Before joining techUK, Laura worked internationally as a conference researcher and producer covering enterprise adoption of emerging technologies. This included being part of the strategic team at London Tech Week.
Laura has a degree in History (BA Hons) from Durham University, focussing on regional social history. Outside of work she loves reading, travelling and supporting rugby team St. Helens, where she is from.
Rory joined techUK in June 2023 after three years in the Civil Service on its Fast Stream leadership development programme.
During this time, Rory worked on the Government's response to Covid-19 (NHS Test & Trace), school funding strategy (Department for Education) and international climate and nature policy (Cabinet Office). He also tackled the social care crisis whilst on secondment to techUK's Health and Social Care programme in 2022.
Before this, Rory worked in the House of Commons and House of Lords alongside completing degrees in Political Economy and Global Politics.
Today, he is techUK's Programme Manager for Emerging Technologies, covering dozens of technologies including metaverse, drones, future materials, robotics, blockchain, space technologies, nanotechnology, gaming tech and Web3.0.
Sue leads techUK's Technology and Innovation work.
This includes work programmes on cloud, data protection, data analytics, AI, digital ethics, Digital Identity and Internet of Things as well as emerging and transformative technologies and innovation policy. She has been recognised as one of the most influential people in UK tech by Computer Weekly's UKtech50 Longlist and in 2021 was inducted into the Computer Weekly Most Influential Women in UK Tech Hall of Fame. A key influencer in driving forward the data agenda in the UK Sue is co-chair of the UK government's National Data Strategy Forum. As well as being recognised in the UK's Big Data 100 and the Global Top 100 Data Visionaries for 2020 Sue has also been shortlisted for the Milton Keynes Women Leaders Awards and was a judge for the Loebner Prize in AI. In addition to being a regular industry speaker on issues including AI ethics, data protection and cyber security, Sue was recently a judge for the UK Tech 50 and is a regular judge of the annual UK Cloud Awards.
Prior to joining techUK in January 2015 Sue was responsible for Symantec's Government Relations in the UK and Ireland. She has spoken at events including the UK-China Internet Forum in Beijing, UN IGF and European RSA on issues ranging from data usage and privacy, cloud computing and online child safety. Before joining Symantec, Sue was senior policy advisor at the Confederation of British Industry (CBI). Sue has an BA degree on History and American Studies from Leeds University and a Masters Degree on International Relations and Diplomacy from the University of Birmingham.
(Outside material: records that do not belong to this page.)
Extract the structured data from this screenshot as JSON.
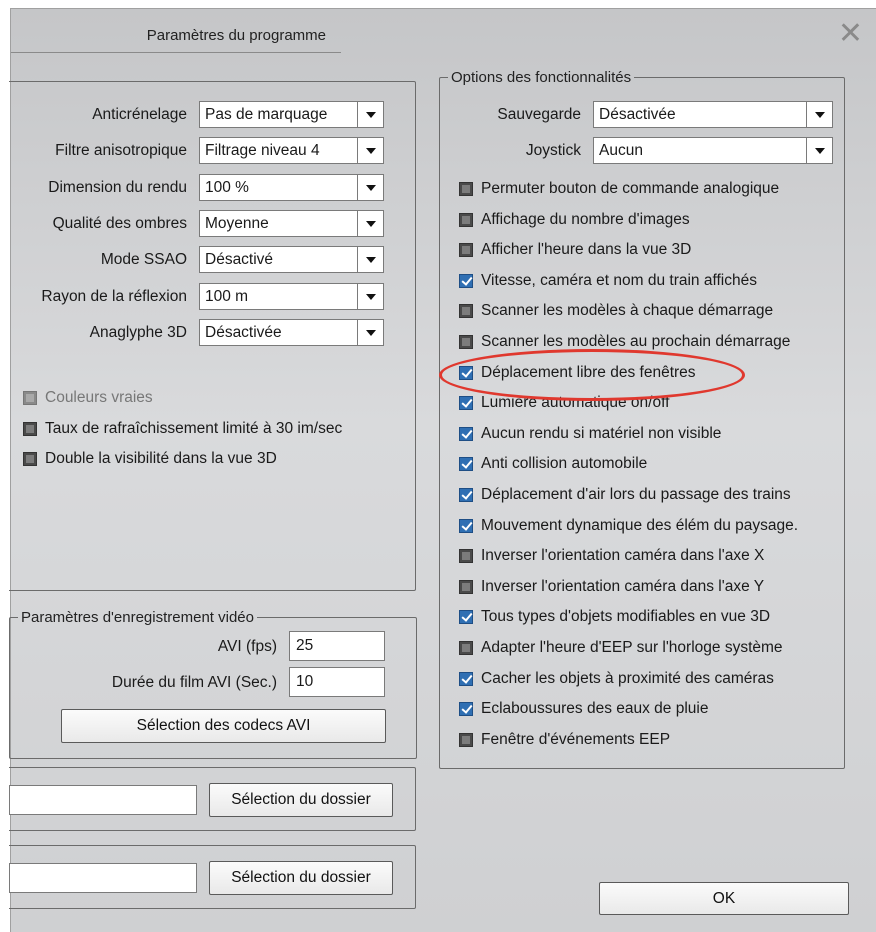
{
  "window": {
    "title": "Paramètres du programme"
  },
  "graphics": [
    {
      "label": "Anticrénelage",
      "value": "Pas de marquage"
    },
    {
      "label": "Filtre anisotropique",
      "value": "Filtrage niveau 4"
    },
    {
      "label": "Dimension du rendu",
      "value": "100 %"
    },
    {
      "label": "Qualité des ombres",
      "value": "Moyenne"
    },
    {
      "label": "Mode SSAO",
      "value": "Désactivé"
    },
    {
      "label": "Rayon de la réflexion",
      "value": "100 m"
    },
    {
      "label": "Anaglyphe 3D",
      "value": "Désactivée"
    }
  ],
  "left_checkboxes": [
    {
      "label": "Couleurs vraies",
      "checked": false,
      "disabled": true
    },
    {
      "label": "Taux de rafraîchissement limité à 30 im/sec",
      "checked": false,
      "disabled": false
    },
    {
      "label": "Double la visibilité dans la vue 3D",
      "checked": false,
      "disabled": false
    }
  ],
  "video": {
    "legend": "Paramètres d'enregistrement vidéo",
    "fps_label": "AVI (fps)",
    "fps_value": "25",
    "duration_label": "Durée du film AVI (Sec.)",
    "duration_value": "10",
    "codecs_button": "Sélection des codecs AVI"
  },
  "folders": [
    {
      "value": "",
      "button": "Sélection du dossier"
    },
    {
      "value": "",
      "button": "Sélection du dossier"
    }
  ],
  "options": {
    "legend": "Options des fonctionnalités",
    "sauvegarde_label": "Sauvegarde",
    "sauvegarde_value": "Désactivée",
    "joystick_label": "Joystick",
    "joystick_value": "Aucun",
    "items": [
      {
        "label": "Permuter bouton de commande analogique",
        "checked": false
      },
      {
        "label": "Affichage du nombre d'images",
        "checked": false
      },
      {
        "label": "Afficher l'heure dans la vue 3D",
        "checked": false
      },
      {
        "label": "Vitesse, caméra et nom du train affichés",
        "checked": true
      },
      {
        "label": "Scanner les modèles à chaque démarrage",
        "checked": false
      },
      {
        "label": "Scanner les modèles au prochain démarrage",
        "checked": false
      },
      {
        "label": "Déplacement libre des fenêtres",
        "checked": true
      },
      {
        "label": "Lumière automatique on/off",
        "checked": true
      },
      {
        "label": "Aucun rendu si matériel non visible",
        "checked": true
      },
      {
        "label": "Anti collision automobile",
        "checked": true
      },
      {
        "label": "Déplacement d'air lors du passage des trains",
        "checked": true
      },
      {
        "label": "Mouvement dynamique des élém du paysage.",
        "checked": true
      },
      {
        "label": "Inverser l'orientation caméra dans l'axe X",
        "checked": false
      },
      {
        "label": "Inverser l'orientation caméra dans l'axe Y",
        "checked": false
      },
      {
        "label": "Tous types d'objets modifiables en vue 3D",
        "checked": true
      },
      {
        "label": "Adapter l'heure d'EEP sur l'horloge système",
        "checked": false
      },
      {
        "label": "Cacher les objets à proximité des caméras",
        "checked": true
      },
      {
        "label": "Eclaboussures des eaux de pluie",
        "checked": true
      },
      {
        "label": "Fenêtre d'événements EEP",
        "checked": false
      }
    ]
  },
  "ok_button": "OK",
  "annotation_color": "#e0382e",
  "icons": {
    "close": "close-icon",
    "dropdown": "chevron-down-icon"
  }
}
Sue is a keen sportswoman and in 2016 achieved a lifelong ambition to swim the English Channel.